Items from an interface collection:
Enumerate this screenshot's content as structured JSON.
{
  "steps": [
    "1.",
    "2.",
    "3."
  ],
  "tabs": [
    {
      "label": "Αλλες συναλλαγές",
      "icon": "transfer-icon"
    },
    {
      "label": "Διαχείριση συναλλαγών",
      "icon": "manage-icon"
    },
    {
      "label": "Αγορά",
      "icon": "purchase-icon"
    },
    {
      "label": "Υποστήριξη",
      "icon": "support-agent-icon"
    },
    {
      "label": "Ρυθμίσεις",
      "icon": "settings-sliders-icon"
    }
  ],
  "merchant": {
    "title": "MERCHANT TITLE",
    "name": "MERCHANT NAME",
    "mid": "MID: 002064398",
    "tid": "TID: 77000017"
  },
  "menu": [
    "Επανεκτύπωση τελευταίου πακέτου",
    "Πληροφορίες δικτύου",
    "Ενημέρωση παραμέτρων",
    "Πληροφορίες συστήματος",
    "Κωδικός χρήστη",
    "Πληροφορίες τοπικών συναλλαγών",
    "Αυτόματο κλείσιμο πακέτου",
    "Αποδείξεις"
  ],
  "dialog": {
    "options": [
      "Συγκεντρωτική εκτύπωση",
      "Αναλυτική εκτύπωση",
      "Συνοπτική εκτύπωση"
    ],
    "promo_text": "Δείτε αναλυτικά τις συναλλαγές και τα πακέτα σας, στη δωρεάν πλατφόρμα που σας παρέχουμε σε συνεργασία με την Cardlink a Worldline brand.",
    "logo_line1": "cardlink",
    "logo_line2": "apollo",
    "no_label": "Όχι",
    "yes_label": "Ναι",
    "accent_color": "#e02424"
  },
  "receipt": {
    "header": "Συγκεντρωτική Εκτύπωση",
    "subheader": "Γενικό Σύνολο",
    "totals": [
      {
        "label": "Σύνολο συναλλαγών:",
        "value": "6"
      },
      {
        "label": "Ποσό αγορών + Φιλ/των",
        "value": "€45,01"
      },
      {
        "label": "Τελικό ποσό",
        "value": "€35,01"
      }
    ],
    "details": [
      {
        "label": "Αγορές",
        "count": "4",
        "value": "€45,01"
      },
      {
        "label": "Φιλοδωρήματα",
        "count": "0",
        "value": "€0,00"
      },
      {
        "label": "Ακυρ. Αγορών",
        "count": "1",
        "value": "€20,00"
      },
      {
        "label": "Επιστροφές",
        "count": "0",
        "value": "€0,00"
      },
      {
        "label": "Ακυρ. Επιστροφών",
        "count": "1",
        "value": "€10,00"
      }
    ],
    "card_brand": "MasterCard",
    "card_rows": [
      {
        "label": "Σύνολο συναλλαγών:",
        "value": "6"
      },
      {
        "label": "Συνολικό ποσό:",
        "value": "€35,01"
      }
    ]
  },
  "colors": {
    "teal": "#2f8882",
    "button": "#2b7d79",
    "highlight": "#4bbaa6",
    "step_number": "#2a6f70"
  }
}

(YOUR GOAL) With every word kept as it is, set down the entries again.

(WRITTEN ANSWER)
Enumerate this screenshot's content as structured JSON.
{
  "steps": [
    "1.",
    "2.",
    "3."
  ],
  "tabs": [
    {
      "label": "Αλλες συναλλαγές",
      "icon": "transfer-icon"
    },
    {
      "label": "Διαχείριση συναλλαγών",
      "icon": "manage-icon"
    },
    {
      "label": "Αγορά",
      "icon": "purchase-icon"
    },
    {
      "label": "Υποστήριξη",
      "icon": "support-agent-icon"
    },
    {
      "label": "Ρυθμίσεις",
      "icon": "settings-sliders-icon"
    }
  ],
  "merchant": {
    "title": "MERCHANT TITLE",
    "name": "MERCHANT NAME",
    "mid": "MID: 002064398",
    "tid": "TID: 77000017"
  },
  "menu": [
    "Επανεκτύπωση τελευταίου πακέτου",
    "Πληροφορίες δικτύου",
    "Ενημέρωση παραμέτρων",
    "Πληροφορίες συστήματος",
    "Κωδικός χρήστη",
    "Πληροφορίες τοπικών συναλλαγών",
    "Αυτόματο κλείσιμο πακέτου",
    "Αποδείξεις"
  ],
  "dialog": {
    "options": [
      "Συγκεντρωτική εκτύπωση",
      "Αναλυτική εκτύπωση",
      "Συνοπτική εκτύπωση"
    ],
    "promo_text": "Δείτε αναλυτικά τις συναλλαγές και τα πακέτα σας, στη δωρεάν πλατφόρμα που σας παρέχουμε σε συνεργασία με την Cardlink a Worldline brand.",
    "logo_line1": "cardlink",
    "logo_line2": "apollo",
    "no_label": "Όχι",
    "yes_label": "Ναι",
    "accent_color": "#e02424"
  },
  "receipt": {
    "header": "Συγκεντρωτική Εκτύπωση",
    "subheader": "Γενικό Σύνολο",
    "totals": [
      {
        "label": "Σύνολο συναλλαγών:",
        "value": "6"
      },
      {
        "label": "Ποσό αγορών + Φιλ/των",
        "value": "€45,01"
      },
      {
        "label": "Τελικό ποσό",
        "value": "€35,01"
      }
    ],
    "details": [
      {
        "label": "Αγορές",
        "count": "4",
        "value": "€45,01"
      },
      {
        "label": "Φιλοδωρήματα",
        "count": "0",
        "value": "€0,00"
      },
      {
        "label": "Ακυρ. Αγορών",
        "count": "1",
        "value": "€20,00"
      },
      {
        "label": "Επιστροφές",
        "count": "0",
        "value": "€0,00"
      },
      {
        "label": "Ακυρ. Επιστροφών",
        "count": "1",
        "value": "€10,00"
      }
    ],
    "card_brand": "MasterCard",
    "card_rows": [
      {
        "label": "Σύνολο συναλλαγών:",
        "value": "6"
      },
      {
        "label": "Συνολικό ποσό:",
        "value": "€35,01"
      }
    ]
  },
  "colors": {
    "teal": "#2f8882",
    "button": "#2b7d79",
    "highlight": "#4bbaa6",
    "step_number": "#2a6f70"
  }
}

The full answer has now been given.